Today’s Racing Post is packed with memories of John Dunlop, who died at the weekend. For us at the NTF, John was all this and more. He gave so much time to the Federation and as a valued Council member instigated the constitutional review which led to the current regional structure and Presidential Triumvirate system.
As a trustee of the NTF Charitable Trust, which makes training grants to racing employees, John helped staff to develop their skills and so forge a career in the sport. This was typical of his approach to people – full of encouragement and practical support. He will be greatly missed and our thoughts are with all his family.
In the recent NTF newsletter we referred to a workshop on mental health being organised by the BHA and facilitated by Mind. We were very pleased to participate and it was interesting that the crucial role trainers play as employers was acknowledged.
One of our aims at the workshop was to make sure the needs of trainers are not forgotten in the strategy for mental health support in racing. To that end, we are liaising with Will McConn, who is conducting the Liverpool John Moores University (LJMU) 12-month study on mental health. Our plan is for Will to contact trainers for informal conversations so he can learn more about the aspects of mental health that affect trainer.
The study’s aims are:
a) assess the current mental health needs of the horseracing industry workforce;
b) identify appropriate support mechanisms and
c) make recommendations around the delivery of holistic support.
The focus is on the front line, equine facing, people such as stable employees, jockeys, trainers, etc. Data is being collected through interviews (April-May), focus groups around the country (May-Oct), and also via an electronic questionnaire (Oct – Jan 2019). The aim is to get a sense of the breadth and depth of mental health challenges. If you are interested in participating in this research, please contact Rupert Arnold or Will McConn on W.J.McConn@ljmu.ac.uk or 07501 9500 10
Last week’s Annual General Meeting saw Seamus Mullins end his two-year term as NTF President and the role pass to our first female President, Ann Duffield. In view of the racing industry’s vision for more diverse representation on governing boards, we are proud that the trend will continue when Emma Lavelle assumes the Presidency in 2019. In fact, one third of the NTF Council is now female.
Members will be aware that the Presidential Triumvirate works as a succession plan for the Presidency and that the NTF aims to alternate codes and maintain geographical representations. With this in mind, the AGM confirmed the election of Ralph Beckett as the new member of the Triumvirate.
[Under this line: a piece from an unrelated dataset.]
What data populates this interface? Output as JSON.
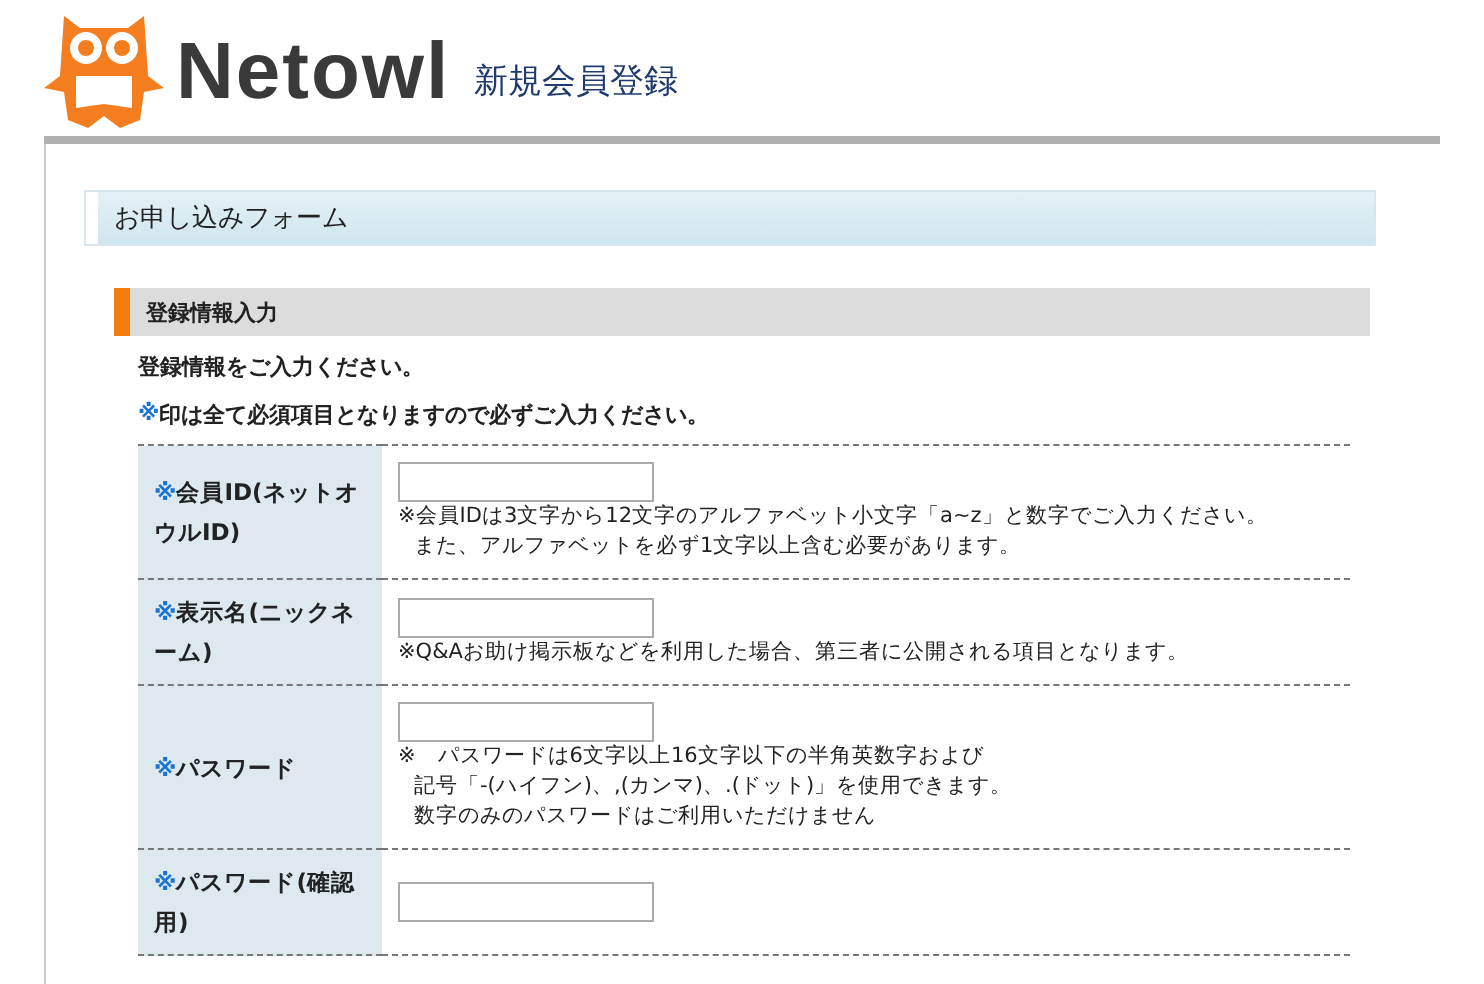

This year’s Annual General Meeting is set to witness a double first – the inaugural Lycetts Team Champion Award presentations and the first live streaming of an NTF event. The Institute of Directors, 116 Pall Mall, London SW1Y 5ED will host 90 members and guests from 11.30am. The AGM at 12noon will be followed by the announcement of the winners of the Lycetts Team Champion Award and presentation of prizes by chairman of the judging panel, Yogi Breisner.
While trainers on the shortlist and some of their staff will be attending for the ceremony, it is great news for those back home in the yards that they will now be able to join in the excitement of the announcements.
The live stream is courtesy of NTF Racing Diary and Trainer Magazine publisher Anderson and Co and will shown on their Facebook page https://www.facebook.com/trainermagazine
Also being shown is the address from Jim Chiapetta from Flair, the company that makes equine nasal strips.
We are all so sad to hear that Malcolm Jefferson has passed away after fighting serious illness. Our condolences go to the family.
Everyone will know Malcolm as a mainstay of National Hunt racing in the north. To the NTF he was also a much valued member of our Council and NH Committee representing the Northern Region. His down-to-earth common sense and fundamental horsemanship were always evident in his contributions to debate.
Another attribute was Malcolm’s strong belief in supporting the recruitment and training of young people. He ensured those who showed their enthusiasm for a life racing received a sound education and he will be greatly missed by all sections of our sport.
It is with great sadness we note the passing of Peter Walwyn. As well as his highly successful record over many years as a trainer, Peter made a massive contribution to horseracing, in particular to the training centre of Lambourn, to which he was utterly devoted.
Everyone has their story of encounters with Peter. One was never quite sure whether praise or brickbats were about to be bestowed. But the certainty was that his ultimate aim was the good of the sport or the community in which he was held in such high regard.
The NTF sends sincerest condolences to the family of Mary Reveley, who has died suddenly.
In her career as a trainer Mary saddled a huge volume of winners across both codes. She was from that rare seam of trainers whose fundamental horse knowledge enables them to bring out each horse’s full potential whatever its characteristics and aptitudes.
Her understated success gained her the respect of fellow trainers and at the NTF we benefited from her wise thoughts on racing matters.